The real estate market normally would be affected by swings in the local economy. The underlying economy is strong with unemployment low and demand for goods and services high. But lurking under the surface is a concern that has some economists a bit spooked. Workplace participation is plummeting, recent stats from the Dept. of Labor show only 61% of available labor is employed and roughly 11 million jobs remain unfilled. The trend is leaning towards a worsening rather than improvement. This is not sustainable and without some form of "intervention" a recession is inevitable. Service sector businesses have an abundance of demand that they logistically cannot serve due to supply chain issues and a lack of willing labor.
Typically this lack of employment would lead to a slowdown in market demand for homes. So far the saving grace for housing has been that new housing is suffering from the same labor and supply chain shortages causing a slowdown in new inventory, thus exasperating the tight inventory conditions and keeping home prices trending up, rather than down.
Government continues to coddle those that refuse to enter the workforce to take jobs that are now paying 15-25% over the typical wages pre-pandemic. Half of the homeless population on the West Coast could be working a full time job by the end of this month making enough money to house and feed themselves if only they had the initiative. The other half theoretically could be employed as well, but that half needs genuine help to either overcome drug addiction or mental health issues. Governments need to clean up homeless camps, offer the addicted and mentally ill real opportunity for help and kick the rest out. With no other option those that are able will in fact go to work. There is a basic human need to survive, but so long as camping on the street, begging in the park, and free money from the government continues to be viable, the problem of both homelessness and failing business in a roaring economy will continue until the suppression of local and national economics leads to recession.
If businesses fail because they cannot find employees to serve a major demand for their product or service, that is a government induced problem. There is no need to continue the excessive government payments to unemployed persons when 11 million jobs are out there waiting for workers. The bar is as low as it has been in decades for employability.
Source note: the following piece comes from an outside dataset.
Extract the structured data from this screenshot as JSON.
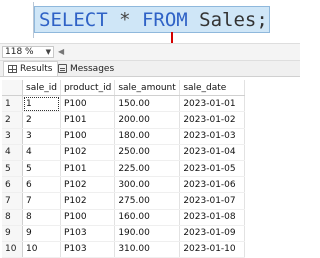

Nearly anyone with a pulse can earn $15 an hour in our local market and that is enough to pay for half of a two bedroom apartment or to rent a comfortable room in rental house along with food and other necessities.
Until local government pulls its head out from that dark area in the aft section, homelessness, crime, and other social ills will continue. On the national front it is time for the feds to stop handing out money to people that do not need it. The moratorium on eviction and the increased unemployment payments although a bit too generous, made sense in April of 2020 when governments were forcing business to shut down under the threat of what was then a bit of an unknown threat from the COVID 19 virus. By February of 2021 the pandemic conditions were stabilizing and workplaces started to reopen in earnest. That is when the unemployment payment bonus should have stopped and the moratorium on evictions should have stopped shortly thereafter. But they did not. This is why we find ourselves in the most unusual of economic situations with a huge demand for goods and services and a complete inability to serve that demand.
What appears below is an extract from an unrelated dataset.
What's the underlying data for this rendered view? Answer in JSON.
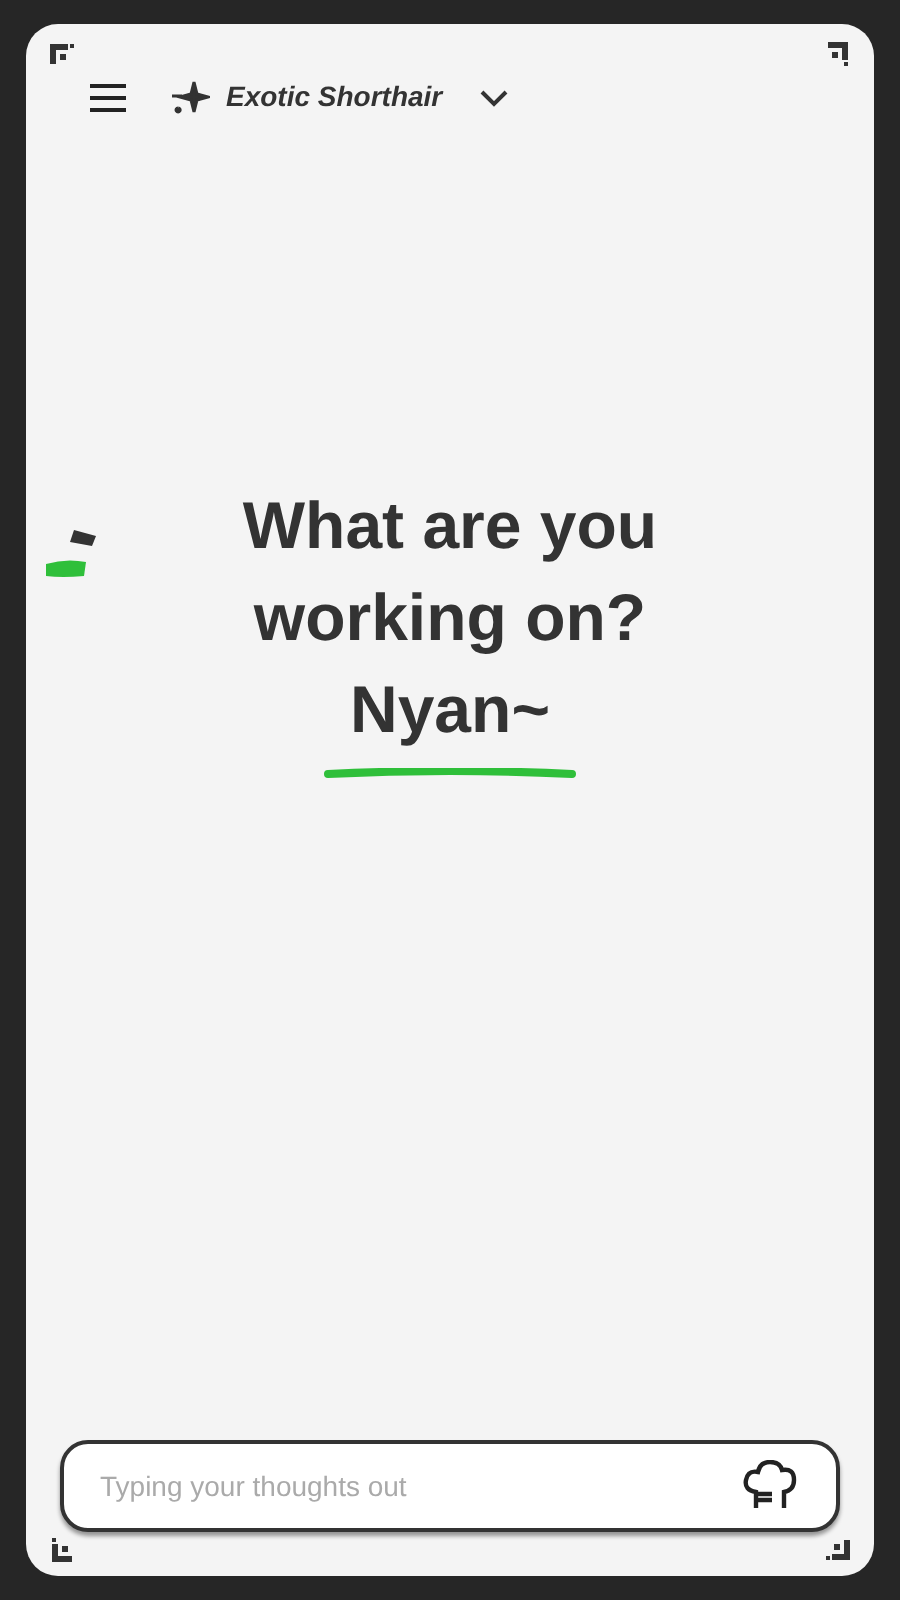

If this economic stagnation continues, interest rates will rise and that will close the door to a large portion of the buyers, then prices will likely soften. If employment returns to pre-pandemic levels or at least close to it, the real estate market should continue to be very healthy. Therein lies the mystery... what will the government do?